Monday, September 08, 2008
When Charlie Met Sarah
Remember just a couple of weeks back, when the world didn't seem so much like the landscape depicted in a Dali painting?
You know, before the incomprehensible -- the seemingly impossible -- had become reality? Before a former beauty queen, small town mayor and half-term governor who doesn't believe that humans are responsible for global warming but who does believe that the globe itself is only 6,000 years old stood a very real chance of being voted the next Vice President of the United States?
Remember back when the silliest thing in this election was John McCain's insistence on inexplicably dragging Britney Spears and Paris Hilton into it? That was when McCain figured his best chance against Barack Obama would be to accuse the Democratic candidate of being more a "celebrity" than a leader.
Although the times may have changed, and changed quickly, apparently the willingness of the right to audaciously ignore its own flat-out hypocrisy hasn't.
As you've probably already heard, the McCain campaign -- which just last week made Sarah Palin the most tantalizing of potential media "gets" by declaring her off-limits to the mainstream press -- has now decided to make its prized puppet available for a television interview. ABC's Charlie Gibson was hand-picked by McCain's people and will be granted access for an exclusive one-on-one to air this coming Thursday.
And that's the problem.
The McCain campaign is being allowed to call almost all the shots for this thing; it's decided who will conduct the interview (Gibson, who despite being an excellent journalist, has gone pretty easy on Palin on his blog), where the shoot will take place (Alaska, of course), and even though it can't choose the questions to be asked, it can set the stage and engineer a disarming environment to the point where it'll be all-but-assured that McCain's "It Girl" comes off favorably. When the campaign's communications crew is done, the Gibson-Palin interview will probably rival Disney's White Wilderness as the most manipulated account of the life of a snow-dwelling creature in history.
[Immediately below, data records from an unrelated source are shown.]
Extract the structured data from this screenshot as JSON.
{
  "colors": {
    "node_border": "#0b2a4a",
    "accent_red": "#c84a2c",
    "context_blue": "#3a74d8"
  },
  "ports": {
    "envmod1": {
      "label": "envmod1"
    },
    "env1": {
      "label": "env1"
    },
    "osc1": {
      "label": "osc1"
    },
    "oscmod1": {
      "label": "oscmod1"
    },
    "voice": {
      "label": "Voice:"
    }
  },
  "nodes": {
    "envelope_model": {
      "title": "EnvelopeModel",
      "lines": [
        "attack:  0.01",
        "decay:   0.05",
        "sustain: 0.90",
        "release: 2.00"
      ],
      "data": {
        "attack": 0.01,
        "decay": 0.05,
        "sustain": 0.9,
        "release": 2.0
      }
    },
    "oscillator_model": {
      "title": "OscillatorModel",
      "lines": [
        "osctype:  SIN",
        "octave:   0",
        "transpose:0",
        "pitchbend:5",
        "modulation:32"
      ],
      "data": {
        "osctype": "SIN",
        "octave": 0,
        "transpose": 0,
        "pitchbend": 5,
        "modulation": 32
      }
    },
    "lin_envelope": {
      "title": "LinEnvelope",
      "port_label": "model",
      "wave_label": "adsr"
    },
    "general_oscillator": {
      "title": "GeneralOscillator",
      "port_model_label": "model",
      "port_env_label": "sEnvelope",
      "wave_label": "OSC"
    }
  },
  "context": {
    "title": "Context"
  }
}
If all of this sounds suspiciously familiar -- from the subject being cleverly dangled like red meat over the media dogs, to the hoops the press has to jump through if it wants the access it's salivating over, to a draconian PR department pulling strings behind the scenes -- it should.
That's because the Sarah Palin one-on-one is, at its core, a celebrity interview -- with Palin herself now, quite possibly, the most talked-about, sought-after and image-controlled celebrity on the planet.
I can only hope Charlie Gibson has the good sense and the journalistic tenacity to point some of this out.
Sarah Palin needs to answer a few very tough questions, and Gibson may be the only one ever given the chance to ask them.